Yamaha RX-V2500 AV-receiver

I may have found an instance of covert meddling although, I really could find no hint of the Illuminati, Skull and Bones or the Priory of Sion.

Besides the allegedly independent oil companies acting in the manner of a cartel, a practice that is subtle and inexplicable exists inside many hifi businesses. I will be uncertain as to the name of the small sect, but their foundation rule seems to ensure that each receiver setup is not as logical and time consuming as you possibly can. Yamaha has been a member of the gang, but over the previous year they've deviated in the group using their revolutionary and courageous YPAO automated setup system. After the others find how simple the RX-V2500's new GUI (Graphical User Interface) would be to browse I'm confident that they are going to banish Yamaha from their group.

I reviewed the excellent RX-V1500 and would have been happy if I had been forgotten about by our editor, Michael and not called to require the receiver back. Michael assured he would have something unique to replace it, although I was disappointed. The RX-V2500 is what he delivered.

Rather than featuring dull fundamental white writing on a black backdrop, the onscreen display of the RX-V2500 is in as well as large, daring colour. It reminds me very much of Sky TV's clear-cut set up displays, just it is more easy to work with and has way more choices.

Yamaha's superb YPAO is even less difficult to use it is with the newest GUI. Plug in the mic, reach pops out of your loudspeakers, pay attention to the whizzes and go on the menu and you are able to go.

Why can not the black max play like this?

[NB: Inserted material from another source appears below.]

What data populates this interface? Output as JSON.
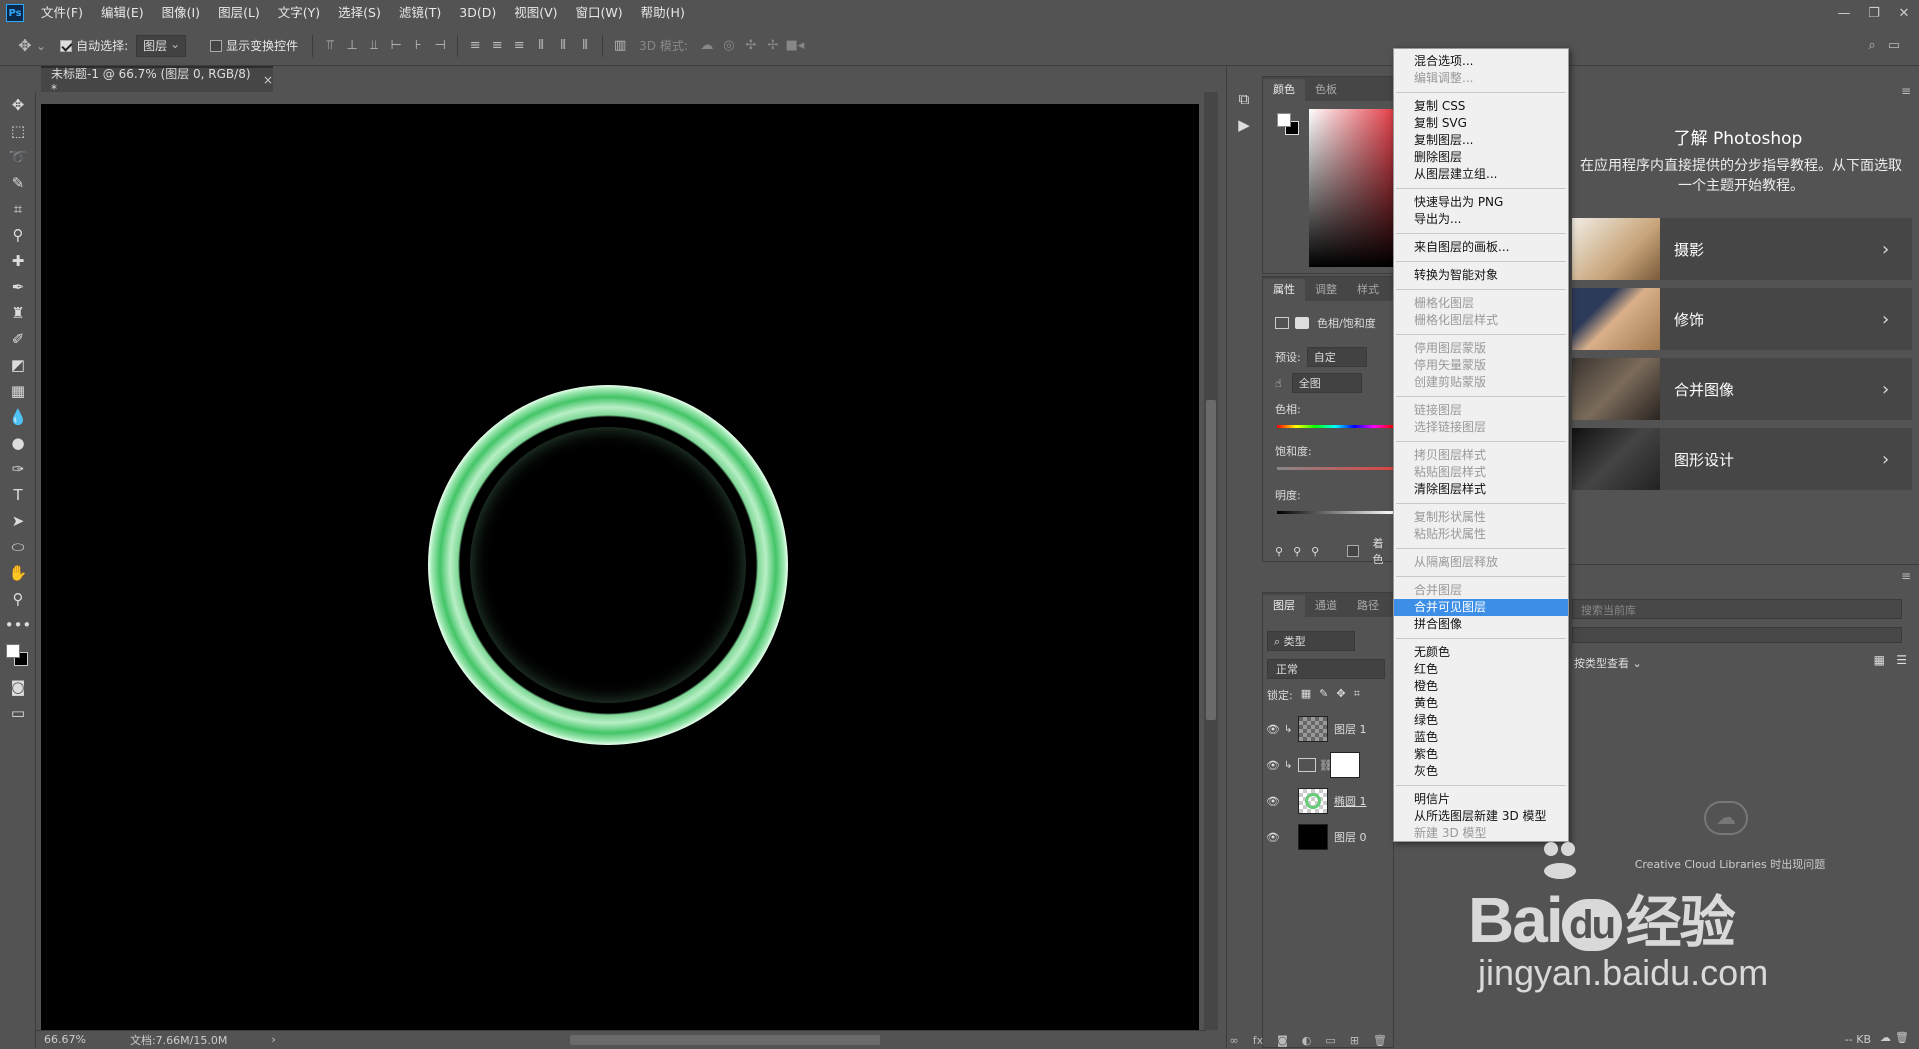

Using Yamaha's S550 DVD player as the source for music and both DVD's, the RX-V2500 performed. Top Gun was wonderful with excellent backing music, whizzing bullets and thunderous airplanes. Together with the 6.1 DTS soundtrack, the RX-V2500 was competent to make excellent use of the additional two surround speakers, providing a thoroughly engrossing soundstage. Although was a scene in Wimbledonwhere the world is being circulated by a Mexican Wave.

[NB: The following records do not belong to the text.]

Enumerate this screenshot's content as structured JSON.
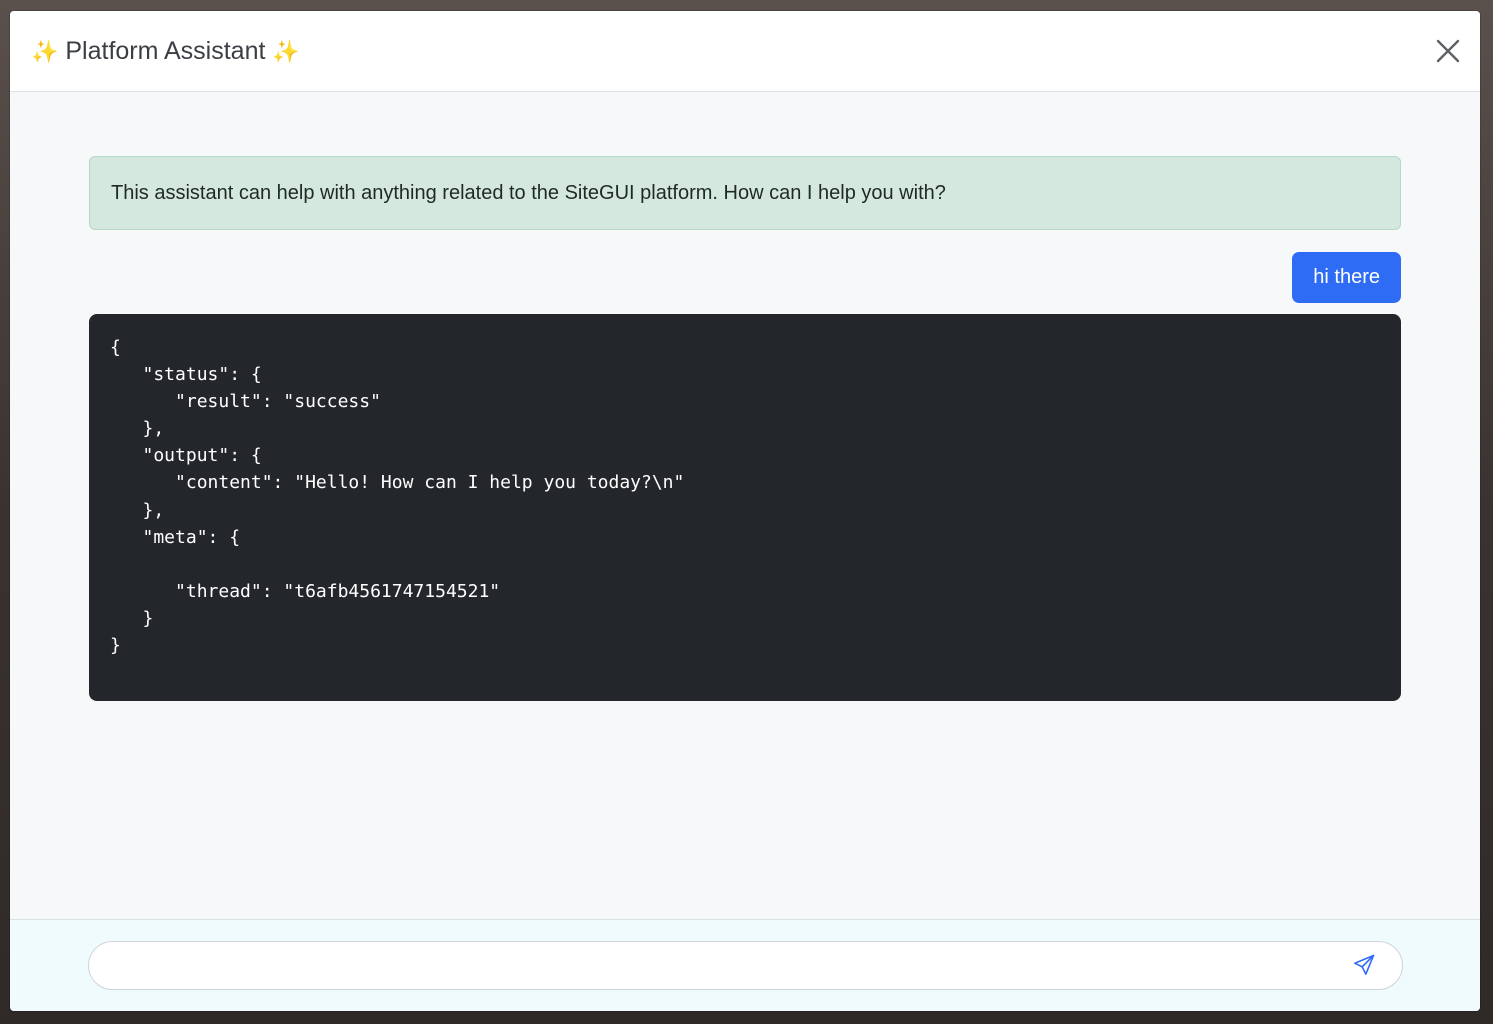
{
  "modal": {
    "title_prefix": "✨",
    "title": "Platform Assistant",
    "title_suffix": "✨"
  },
  "icons": {
    "close": "close-icon",
    "send": "send-icon"
  },
  "chat": {
    "intro": "This assistant can help with anything related to the SiteGUI platform. How can I help you with?",
    "user_message": "hi there",
    "response_code": "{\n   \"status\": {\n      \"result\": \"success\"\n   },\n   \"output\": {\n      \"content\": \"Hello! How can I help you today?\\n\"\n   },\n   \"meta\": {\n\n      \"thread\": \"t6afb4561747154521\"\n   }\n}"
  },
  "input": {
    "value": "",
    "placeholder": ""
  },
  "colors": {
    "user_bubble": "#2f6cf5",
    "intro_bg": "#d5e8df",
    "code_bg": "#23262b",
    "send_icon": "#2f6cf5"
  }
}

At $2499 the RX-V2500 costs than similarly defined RX-V1500 but I believe the difference is money. The 2500 has a few minor variations even though both receivers seem similar. The 2500 attributes a third directly underneath the volume knob while most of Yamaha receivers got two knobs, one on each side of the front panel. This is a lot easier to use simply relying on the remote and changes the tone and programme settings of the receiver. I believe the newest onscreen display may be worth the additional cash all.

The receiver itself looks amazing, it is straightforward to setup and use, has all the outputs, inputs and decoding choices you may ask for and will dazzle you with its spectacular, effortless operation.

Yamaha RX-V2500 AV-receiver photo